5 Self-Care Tips For Staying Sane While Juggling A Demanding Career
There’s nothing wrong with prioritizing your career, but things can quickly go south if success comes at the expense of your health, relationships, and sanity.
As a group, busy professionals with big career aspirations tend to be lousy at balancing the demands of their work with their personal health.
It’s not that they don’t want to take time for themselves and let their inbox be for a few hours—it’s that work somehow always finds a way to encroach on other parts of their lives.
I know, because I’m very familiar with the demands of a busy work life. After undergrad, I started my career at an investment bank, and after stops at Aeropostale and Google, I co-founded ThirdLove with my husband.
I realize it can be difficult to find time for self-care. But if you want to protect both your physical and mental health, you have to prioritize your well-being every chance you get. That often comes down to how you organize your schedule and how you face challenges at work and at home.

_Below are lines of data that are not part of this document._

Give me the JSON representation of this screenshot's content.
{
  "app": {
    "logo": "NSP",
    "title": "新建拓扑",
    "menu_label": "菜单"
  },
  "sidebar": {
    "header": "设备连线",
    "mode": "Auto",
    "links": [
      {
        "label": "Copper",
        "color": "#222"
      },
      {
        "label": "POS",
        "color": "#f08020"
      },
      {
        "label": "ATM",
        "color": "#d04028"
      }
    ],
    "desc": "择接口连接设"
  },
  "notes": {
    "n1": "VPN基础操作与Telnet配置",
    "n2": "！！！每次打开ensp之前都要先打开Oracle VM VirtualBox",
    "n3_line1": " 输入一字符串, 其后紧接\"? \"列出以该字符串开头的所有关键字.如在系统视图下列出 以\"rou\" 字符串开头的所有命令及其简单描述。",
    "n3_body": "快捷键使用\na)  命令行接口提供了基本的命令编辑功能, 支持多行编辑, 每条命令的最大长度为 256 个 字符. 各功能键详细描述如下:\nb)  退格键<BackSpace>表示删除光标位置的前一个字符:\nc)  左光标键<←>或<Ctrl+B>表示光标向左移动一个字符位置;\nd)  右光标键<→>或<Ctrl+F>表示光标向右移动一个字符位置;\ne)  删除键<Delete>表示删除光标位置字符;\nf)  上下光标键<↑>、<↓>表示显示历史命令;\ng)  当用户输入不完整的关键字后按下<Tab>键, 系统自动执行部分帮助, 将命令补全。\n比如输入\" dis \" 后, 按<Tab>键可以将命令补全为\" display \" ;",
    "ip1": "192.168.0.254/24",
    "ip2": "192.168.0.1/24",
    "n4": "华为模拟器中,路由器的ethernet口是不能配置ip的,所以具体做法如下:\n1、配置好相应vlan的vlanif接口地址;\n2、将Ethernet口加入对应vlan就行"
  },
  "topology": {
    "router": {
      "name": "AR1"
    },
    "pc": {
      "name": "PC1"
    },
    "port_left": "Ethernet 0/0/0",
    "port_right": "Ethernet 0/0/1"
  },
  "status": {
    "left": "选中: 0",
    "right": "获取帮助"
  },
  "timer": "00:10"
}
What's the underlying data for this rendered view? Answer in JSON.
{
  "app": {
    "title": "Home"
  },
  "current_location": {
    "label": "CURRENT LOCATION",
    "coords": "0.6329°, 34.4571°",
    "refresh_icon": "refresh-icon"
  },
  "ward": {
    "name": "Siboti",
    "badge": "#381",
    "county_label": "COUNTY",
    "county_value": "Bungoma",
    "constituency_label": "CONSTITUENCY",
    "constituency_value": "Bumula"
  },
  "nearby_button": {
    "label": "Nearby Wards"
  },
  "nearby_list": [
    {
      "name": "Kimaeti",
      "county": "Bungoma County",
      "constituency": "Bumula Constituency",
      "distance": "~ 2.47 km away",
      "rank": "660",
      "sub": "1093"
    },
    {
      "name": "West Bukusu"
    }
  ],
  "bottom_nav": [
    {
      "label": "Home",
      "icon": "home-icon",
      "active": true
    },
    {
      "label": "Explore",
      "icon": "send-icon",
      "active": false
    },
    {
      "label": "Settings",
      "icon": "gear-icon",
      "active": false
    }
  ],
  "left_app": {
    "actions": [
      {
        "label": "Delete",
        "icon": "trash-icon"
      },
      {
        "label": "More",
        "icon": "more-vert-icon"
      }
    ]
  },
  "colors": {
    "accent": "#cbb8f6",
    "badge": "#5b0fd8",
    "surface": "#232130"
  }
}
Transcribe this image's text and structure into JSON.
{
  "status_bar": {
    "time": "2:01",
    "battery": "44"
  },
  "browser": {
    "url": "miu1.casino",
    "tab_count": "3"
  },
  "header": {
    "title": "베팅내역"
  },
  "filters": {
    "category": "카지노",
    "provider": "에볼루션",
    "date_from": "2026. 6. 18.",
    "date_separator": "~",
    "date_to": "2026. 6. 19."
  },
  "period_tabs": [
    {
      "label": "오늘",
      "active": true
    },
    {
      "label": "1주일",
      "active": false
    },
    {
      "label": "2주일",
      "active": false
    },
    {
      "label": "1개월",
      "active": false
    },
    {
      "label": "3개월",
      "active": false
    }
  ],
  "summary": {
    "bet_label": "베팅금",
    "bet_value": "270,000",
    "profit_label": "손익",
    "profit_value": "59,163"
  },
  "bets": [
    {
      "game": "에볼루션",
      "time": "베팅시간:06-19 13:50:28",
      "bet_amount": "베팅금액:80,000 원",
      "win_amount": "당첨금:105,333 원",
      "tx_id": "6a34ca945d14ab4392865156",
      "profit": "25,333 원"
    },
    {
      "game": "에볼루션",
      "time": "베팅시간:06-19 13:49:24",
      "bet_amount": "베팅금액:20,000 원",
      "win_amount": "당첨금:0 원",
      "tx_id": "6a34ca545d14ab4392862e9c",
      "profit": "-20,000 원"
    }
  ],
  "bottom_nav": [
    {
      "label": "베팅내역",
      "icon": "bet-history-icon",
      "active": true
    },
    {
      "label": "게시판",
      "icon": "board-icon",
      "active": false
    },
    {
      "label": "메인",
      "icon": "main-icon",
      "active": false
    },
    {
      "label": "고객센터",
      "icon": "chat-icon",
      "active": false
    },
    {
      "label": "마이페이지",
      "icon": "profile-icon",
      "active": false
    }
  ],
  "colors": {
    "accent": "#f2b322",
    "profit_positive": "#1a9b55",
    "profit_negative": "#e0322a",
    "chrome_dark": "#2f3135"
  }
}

If you’re struggling to find the sweet spot where your job feels more rewarding than overwhelming, then try these five self-care tips that I’ve come to live by:
1: Stop feeling guilty for saying no.
Saying “no” is one of the most important weapons in your arsenal when it comes to battling chaos and burnout.
There are times, both at work and in your personal life, when you simply have to decline. Meetings are a prime example. People often complain about how much time they waste in meetings, but there’s no law that says you have to blindly accept every meeting invite that comes your way. It’s not rude or disrespectful to evaluate whether you really need to be in the room when you see an invite pop up. If you don’t need to be there, simply explain that to the person holding the meeting.
The same goes for personal events. There’s no harm in saying “no” to an invitation if you know it will leave you drained for the rest of the week or eat up precious time with your kids.
As long as you clearly explain why you don’t need to be in that meeting or attend that dinner, you’ll find that people will generally understand and accept your decision without any fuss.
2: Take control of your time.
Your calendar and inbox can either be your best friends or your worst enemies—it all depends on how you use them.
Personally, I like to schedule 30-minute open blocks of time into my calendar every day. It might buy me time to eat lunch, tackle an urgent issue, or just take a breather during a jam-packed day.
Email is another area where I try not to get bogged down. I like to do a quick inbox check in the morning before I work out. If something urgently needs my attention, I attend to it. But if not, I can enjoy my workout without wondering what I may have missed overnight.
If you find yourself constantly refreshing your inbox, set specific times to check for any new messages—and avoid it the rest of the day.
3: Come to terms with uncertainty.
You’re never going to have complete certainty about everything at work.
You should strive for clarity on what matters to you—personal goals, career development, current projects—but at some point you also have to make your peace with the fact that there’s only so much you can control. There will always be tradeoffs to different choices. The data will never be perfect. And that’s okay.
You don’t have to take your hands off the wheel completely, but it’s crucial for your self-care that you learn to adapt when the road ahead is unclear.
4: Focus on finding time for friendships—however and whenever you can.
A hectic work schedule demands a strong support system. If you focus strictly on your career and forget about the relationships you’ve built with friends and family, then you’ll be on a one-way track to burnout.
That doesn’t mean you have to host elaborate dinner parties or schedule get-togethers weeks in advance. Sometimes, a spontaneous happy hour or Saturday afternoon barbecue is all you need to recharge and reconnect with people who matter to you.
In fact, casual, intimate get-togethers—where everyone can relax and let their hair down for a bit—are usually easier to plan and more rewarding for everyone involved. Do you really need to get a reservation at the trendiest new restaurant in town? Or would it be easier to order in and catch up with friends while the kids tear around the kitchen playing tag?
5: Create routines that work for you.
Everyone needs a different routine. Mine may not work perfectly for you, and yours probably wouldn’t be great for me.
But simply having a routine helps you stay sane when your work schedule is overwhelming. Going to sleep and waking up at the same time, working out in the morning, reading before bed—a routine imposes structure on an otherwise chaotic day. It alleviates some of the mental strain that comes from constantly making decisions on the fly.
And, most importantly, you can use them to create periods of time for yourself, moments when you can relax for a bit and stop thinking about projects, email, or quarterly reviews. Because there’s nothing wrong with prioritizing your career, but things can quickly go south if success comes at the expense of your self-care, health, relationships, and sanity.
Here are a few other related articles you might find helpful:
Getting Heated? Here’s How To Stay Cool During Tough Conversations At Work
Why Emotional Empathy Is A Leader’s Greatest Strength
How To Encourage Workplace Friendships And Increase Team Happiness